Christopher Hitchens’ public persona may be enough though, in that he was prolific through essays and public appearances.
I came to know of Christopher Hitchens through his book “god is not great, how religion poisons everything“. I had just finished reading Richard Dawkins’ book “The God Delusion” and was looking for a similar type of subject for which to keep reading. I was struck by his writing style and how he ripped apart arguments that would easily offend the faithful. Being somewhat of a person who lacks empathy for the silly ones among us, I felt a kindred spirit kind of feeling as I continued reading.
After reading the book, I searched for Hitchens on youtube to see if he had any thoughts to share on video. I was gobsmacked by what I saw! It was a treasure trove of debates, appearances, recollections and stoic braveness in the face of death.

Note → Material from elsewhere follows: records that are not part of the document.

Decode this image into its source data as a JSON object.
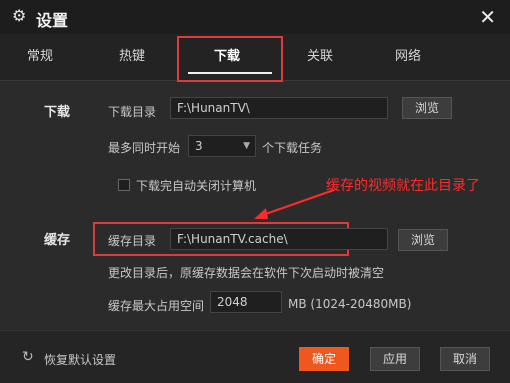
{
  "window": {
    "title": "设置",
    "close_glyph": "✕",
    "gear_glyph": "⚙"
  },
  "tabs": [
    {
      "label": "常规"
    },
    {
      "label": "热键"
    },
    {
      "label": "下载"
    },
    {
      "label": "关联"
    },
    {
      "label": "网络"
    }
  ],
  "active_tab": "下载",
  "download": {
    "section_label": "下载",
    "dir_label": "下载目录",
    "dir_value": "F:\\HunanTV\\",
    "browse_label": "浏览",
    "max_tasks_prefix": "最多同时开始",
    "max_tasks_value": "3",
    "max_tasks_suffix": "个下载任务",
    "shutdown_label": "下载完自动关闭计算机"
  },
  "cache": {
    "section_label": "缓存",
    "dir_label": "缓存目录",
    "dir_value": "F:\\HunanTV.cache\\",
    "browse_label": "浏览",
    "note": "更改目录后，原缓存数据会在软件下次启动时被清空",
    "max_label": "缓存最大占用空间",
    "max_value": "2048",
    "max_unit": "MB (1024-20480MB)"
  },
  "annotation": {
    "text": "缓存的视频就在此目录了",
    "color": "#ff2a2a"
  },
  "footer": {
    "restore_label": "恢复默认设置",
    "ok_label": "确定",
    "apply_label": "应用",
    "cancel_label": "取消"
  },
  "colors": {
    "accent": "#f0571e",
    "highlight": "#e03b3b"
  }
}
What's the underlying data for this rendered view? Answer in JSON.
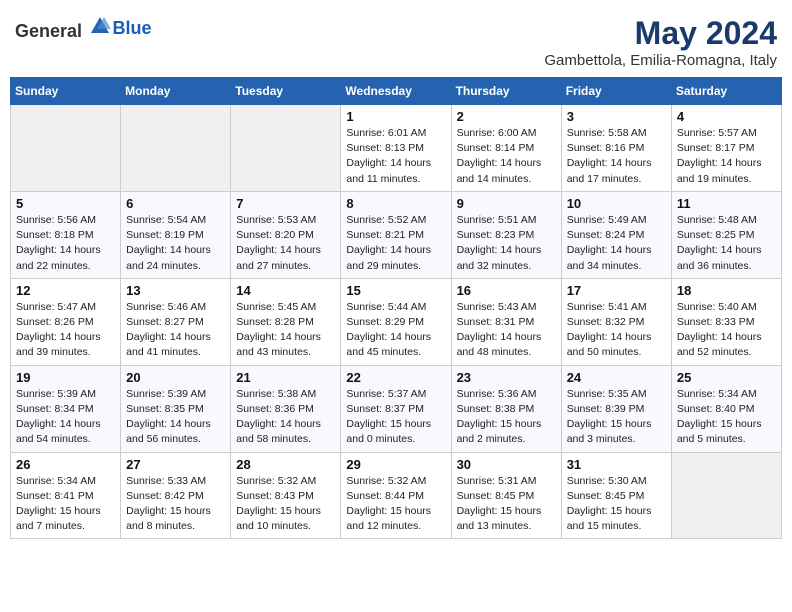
{
  "header": {
    "logo_general": "General",
    "logo_blue": "Blue",
    "title": "May 2024",
    "subtitle": "Gambettola, Emilia-Romagna, Italy"
  },
  "calendar": {
    "days_of_week": [
      "Sunday",
      "Monday",
      "Tuesday",
      "Wednesday",
      "Thursday",
      "Friday",
      "Saturday"
    ],
    "weeks": [
      [
        {
          "day": "",
          "info": ""
        },
        {
          "day": "",
          "info": ""
        },
        {
          "day": "",
          "info": ""
        },
        {
          "day": "1",
          "info": "Sunrise: 6:01 AM\nSunset: 8:13 PM\nDaylight: 14 hours\nand 11 minutes."
        },
        {
          "day": "2",
          "info": "Sunrise: 6:00 AM\nSunset: 8:14 PM\nDaylight: 14 hours\nand 14 minutes."
        },
        {
          "day": "3",
          "info": "Sunrise: 5:58 AM\nSunset: 8:16 PM\nDaylight: 14 hours\nand 17 minutes."
        },
        {
          "day": "4",
          "info": "Sunrise: 5:57 AM\nSunset: 8:17 PM\nDaylight: 14 hours\nand 19 minutes."
        }
      ],
      [
        {
          "day": "5",
          "info": "Sunrise: 5:56 AM\nSunset: 8:18 PM\nDaylight: 14 hours\nand 22 minutes."
        },
        {
          "day": "6",
          "info": "Sunrise: 5:54 AM\nSunset: 8:19 PM\nDaylight: 14 hours\nand 24 minutes."
        },
        {
          "day": "7",
          "info": "Sunrise: 5:53 AM\nSunset: 8:20 PM\nDaylight: 14 hours\nand 27 minutes."
        },
        {
          "day": "8",
          "info": "Sunrise: 5:52 AM\nSunset: 8:21 PM\nDaylight: 14 hours\nand 29 minutes."
        },
        {
          "day": "9",
          "info": "Sunrise: 5:51 AM\nSunset: 8:23 PM\nDaylight: 14 hours\nand 32 minutes."
        },
        {
          "day": "10",
          "info": "Sunrise: 5:49 AM\nSunset: 8:24 PM\nDaylight: 14 hours\nand 34 minutes."
        },
        {
          "day": "11",
          "info": "Sunrise: 5:48 AM\nSunset: 8:25 PM\nDaylight: 14 hours\nand 36 minutes."
        }
      ],
      [
        {
          "day": "12",
          "info": "Sunrise: 5:47 AM\nSunset: 8:26 PM\nDaylight: 14 hours\nand 39 minutes."
        },
        {
          "day": "13",
          "info": "Sunrise: 5:46 AM\nSunset: 8:27 PM\nDaylight: 14 hours\nand 41 minutes."
        },
        {
          "day": "14",
          "info": "Sunrise: 5:45 AM\nSunset: 8:28 PM\nDaylight: 14 hours\nand 43 minutes."
        },
        {
          "day": "15",
          "info": "Sunrise: 5:44 AM\nSunset: 8:29 PM\nDaylight: 14 hours\nand 45 minutes."
        },
        {
          "day": "16",
          "info": "Sunrise: 5:43 AM\nSunset: 8:31 PM\nDaylight: 14 hours\nand 48 minutes."
        },
        {
          "day": "17",
          "info": "Sunrise: 5:41 AM\nSunset: 8:32 PM\nDaylight: 14 hours\nand 50 minutes."
        },
        {
          "day": "18",
          "info": "Sunrise: 5:40 AM\nSunset: 8:33 PM\nDaylight: 14 hours\nand 52 minutes."
        }
      ],
      [
        {
          "day": "19",
          "info": "Sunrise: 5:39 AM\nSunset: 8:34 PM\nDaylight: 14 hours\nand 54 minutes."
        },
        {
          "day": "20",
          "info": "Sunrise: 5:39 AM\nSunset: 8:35 PM\nDaylight: 14 hours\nand 56 minutes."
        },
        {
          "day": "21",
          "info": "Sunrise: 5:38 AM\nSunset: 8:36 PM\nDaylight: 14 hours\nand 58 minutes."
        },
        {
          "day": "22",
          "info": "Sunrise: 5:37 AM\nSunset: 8:37 PM\nDaylight: 15 hours\nand 0 minutes."
        },
        {
          "day": "23",
          "info": "Sunrise: 5:36 AM\nSunset: 8:38 PM\nDaylight: 15 hours\nand 2 minutes."
        },
        {
          "day": "24",
          "info": "Sunrise: 5:35 AM\nSunset: 8:39 PM\nDaylight: 15 hours\nand 3 minutes."
        },
        {
          "day": "25",
          "info": "Sunrise: 5:34 AM\nSunset: 8:40 PM\nDaylight: 15 hours\nand 5 minutes."
        }
      ],
      [
        {
          "day": "26",
          "info": "Sunrise: 5:34 AM\nSunset: 8:41 PM\nDaylight: 15 hours\nand 7 minutes."
        },
        {
          "day": "27",
          "info": "Sunrise: 5:33 AM\nSunset: 8:42 PM\nDaylight: 15 hours\nand 8 minutes."
        },
        {
          "day": "28",
          "info": "Sunrise: 5:32 AM\nSunset: 8:43 PM\nDaylight: 15 hours\nand 10 minutes."
        },
        {
          "day": "29",
          "info": "Sunrise: 5:32 AM\nSunset: 8:44 PM\nDaylight: 15 hours\nand 12 minutes."
        },
        {
          "day": "30",
          "info": "Sunrise: 5:31 AM\nSunset: 8:45 PM\nDaylight: 15 hours\nand 13 minutes."
        },
        {
          "day": "31",
          "info": "Sunrise: 5:30 AM\nSunset: 8:45 PM\nDaylight: 15 hours\nand 15 minutes."
        },
        {
          "day": "",
          "info": ""
        }
      ]
    ]
  }
}
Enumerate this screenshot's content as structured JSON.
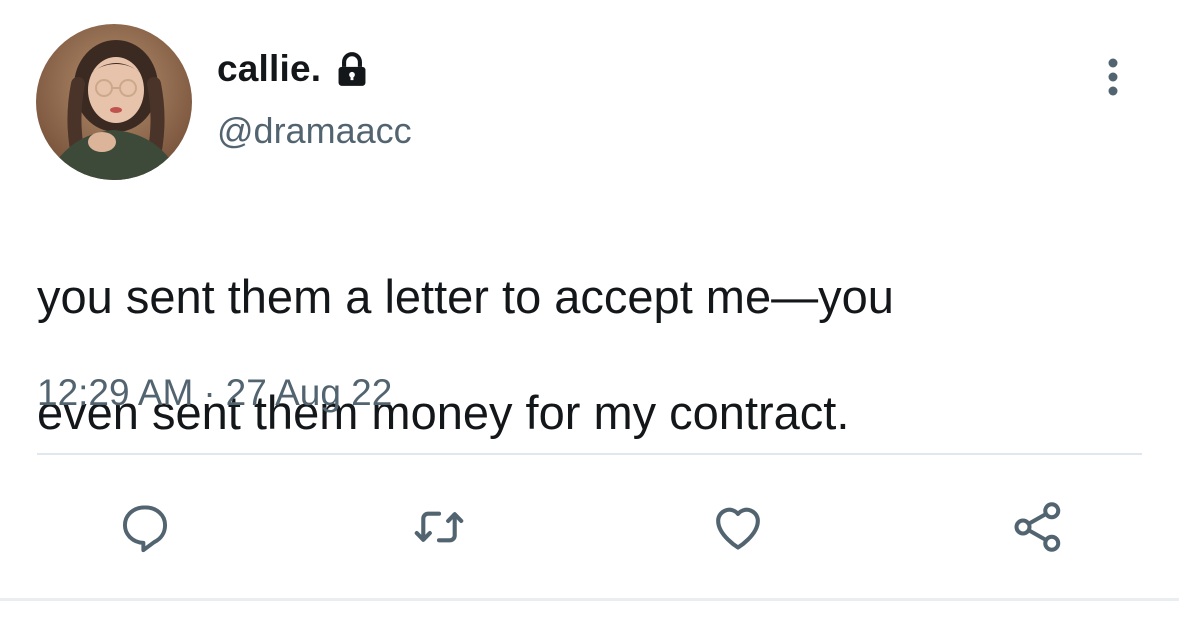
{
  "user": {
    "display_name": "callie.",
    "handle": "@dramaacc",
    "protected_icon": "lock-icon",
    "avatar": "profile-avatar"
  },
  "tweet": {
    "text_line1": "you sent them a letter to accept me—you",
    "text_line2": "even sent them money for my contract.",
    "time": "12:29 AM",
    "separator": "·",
    "date": "27 Aug 22"
  },
  "actions": [
    {
      "icon": "reply-icon"
    },
    {
      "icon": "retweet-icon"
    },
    {
      "icon": "like-icon"
    },
    {
      "icon": "share-icon"
    }
  ],
  "menu_icon": "more-vertical-icon",
  "colors": {
    "text_primary": "#14171a",
    "text_secondary": "#536471",
    "icon": "#536471",
    "divider": "#e1e8ed"
  }
}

It was through these videos that I came to know him. It was enough. A fierce debater with an incredible reservoir of knowledge. A performer at heart who could make an audience laugh at just the right time. A raconteur as only someone who has really “been there and done that” could attest. A person who did not suffer fools gladly. A man of fierce principle who stood by what he thought and felt.
His passionate defense of his good friend Salman Rushdie . While others in Rushdie’s circle of friends deserted him, Hitchens stood by him and shielded him from the people who wanted Rushdie dead. He had Rushdie in his home, effectively risking his own life to help his friend. A truer friend would be hard to find.
But it was in his handling of his sickness and ultimate death that showed me the great strength of this man of principle and honour. It was during this time that he did not waiver in his beliefs. It was in this time that he continued debating..and winning. Winning against the like of Tony Blair, an accomplished speaker in his own right.
It was also in this time that his friends came out to tell the world what a great man earth will lose. Their love for him was evident and touching at the same time. They chose to do this while he was alive because they knew that there is no heaven for him to go to so that he could see and hear what is being said of him. Their testimonials were filled with ripe anecdotes which made me appreciate him more.
I understand the need for comfort that religion brings when people pass on. But the comfort people feel doesn’t make it true. When you’re gone, that’s it, no more you, in any form. Hitchens is gone but his body of work isn’t. That’s what will make him immortal.
I read his books and essays with the sound of his voice in my head. I respect his opinions because I know the amount of research he’s done to come to those opinions.
I never met him but I do miss him.
Goodnight Mr. Hitchens and thank you.